Sunday, May 2, 2010

the schools (photos)

Last time I wrote about schools I promised to get some better photos, and I had the opportunity to do exactly that when I accompanied a BBC Panorama crew, earlier this week. Panorama is making a documentary about vulnerable children in Haiti, and they were interested in seeing what Save the Children was doing, so I showed them some of our programs, including a school in Carrefour, one of the most notorious slum areas in Port-au-Prince. And I took some pictures myself.
(1) early morning parents bring their children - immaculately dressed and squeekingly clean, no matter what the environment looks like - to school. White socks!

(2, 3, 4) the emergency schools we support consist of tents and tarpaulins, providing some shelter for the children. Obviously, with a television crew visiting we make the most of branding opportunities, with all SC staff wearing the red T-shirts and a banner or two attached to tents and trees. That is, if we think we are doing a good job, which is the case here.....
(5, 6) the schools have been given materials, like blackboards, and the children have received a school kit each, containing note books, pens, pencils etc, things to get them started again. After all, they had lost whatever they had in their houses that collapsed. Perhaps we need to adjust the height of the blackboards for the youngest kids, though!

(7) in the interval the children enjoy a fresco, shaven ice in a plastic cup, with lemonade or syrup to give it some taste

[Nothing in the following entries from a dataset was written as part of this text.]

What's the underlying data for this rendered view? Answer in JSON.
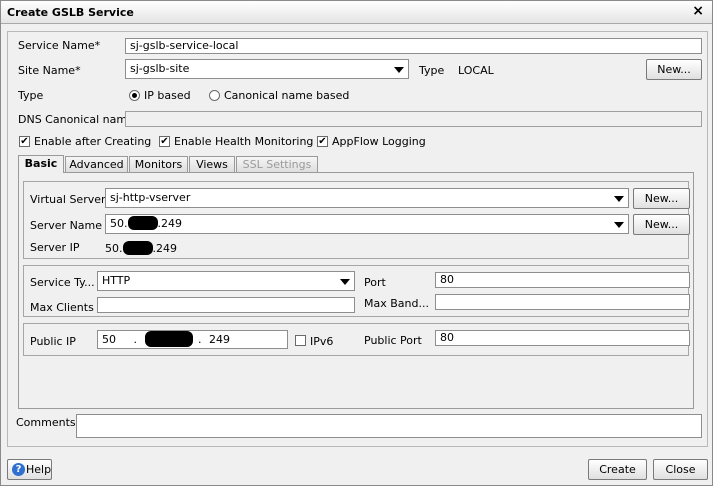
{
  "window": {
    "title": "Create GSLB Service",
    "close_glyph": "×"
  },
  "form": {
    "service_name_label": "Service Name*",
    "service_name_value": "sj-gslb-service-local",
    "site_name_label": "Site Name*",
    "site_name_value": "sj-gslb-site",
    "type_label_right": "Type",
    "type_value_right": "LOCAL",
    "new_button": "New...",
    "type_label": "Type",
    "radio_ip": "IP based",
    "radio_canonical": "Canonical name based",
    "dns_label": "DNS Canonical name",
    "dns_value": "",
    "check_enable_after": "Enable after Creating",
    "check_health": "Enable Health Monitoring",
    "check_appflow": "AppFlow Logging"
  },
  "tabs": [
    {
      "label": "Basic"
    },
    {
      "label": "Advanced"
    },
    {
      "label": "Monitors"
    },
    {
      "label": "Views"
    },
    {
      "label": "SSL Settings"
    }
  ],
  "basic": {
    "virtual_server_label": "Virtual Server",
    "virtual_server_value": "sj-http-vserver",
    "server_name_label": "Server Name",
    "server_name_prefix": "50.",
    "server_name_suffix": ".249",
    "server_ip_label": "Server IP",
    "server_ip_prefix": "50.",
    "server_ip_suffix": ".249",
    "new_button": "New...",
    "service_type_label": "Service Ty...",
    "service_type_value": "HTTP",
    "port_label": "Port",
    "port_value": "80",
    "max_clients_label": "Max Clients",
    "max_clients_value": "",
    "max_band_label": "Max Band...",
    "max_band_value": "",
    "public_ip_label": "Public IP",
    "public_ip_octet1": "50",
    "public_ip_dot": ".",
    "public_ip_octet4": "249",
    "ipv6_label": "IPv6",
    "public_port_label": "Public Port",
    "public_port_value": "80"
  },
  "comments": {
    "label": "Comments",
    "value": ""
  },
  "footer": {
    "help": "Help",
    "create": "Create",
    "close": "Close"
  }
}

(8, 9) or they play games, like we all did in school. And let nobody say that Haitian children aren't cute!

(10, 11) reporter Raphael Rowe talking to a group of very young children, who - unusually - are in fact somewhat intimidated when getting on camera

(12) and at the end of the hot day - it is 11.30 am - interest in waning, even a film crew can't change that.


  1. What a nice pictures Bruno!
    How clean their clothes are. It's unbelievable in a country like Haiti nowadays.

    The children are really very cute!


  2. I thought so, a bit of a teacher would react to this. But you no doubt remember from your own visit, if there is one country that has cute kids, it must be Haiti. What makes interacting with the children doubly interesting and nice is that they have no inhibition, they are curious, not afraid, want to make most of their exchange with the "blanc". No wonder this is such a popular counry to adopt from...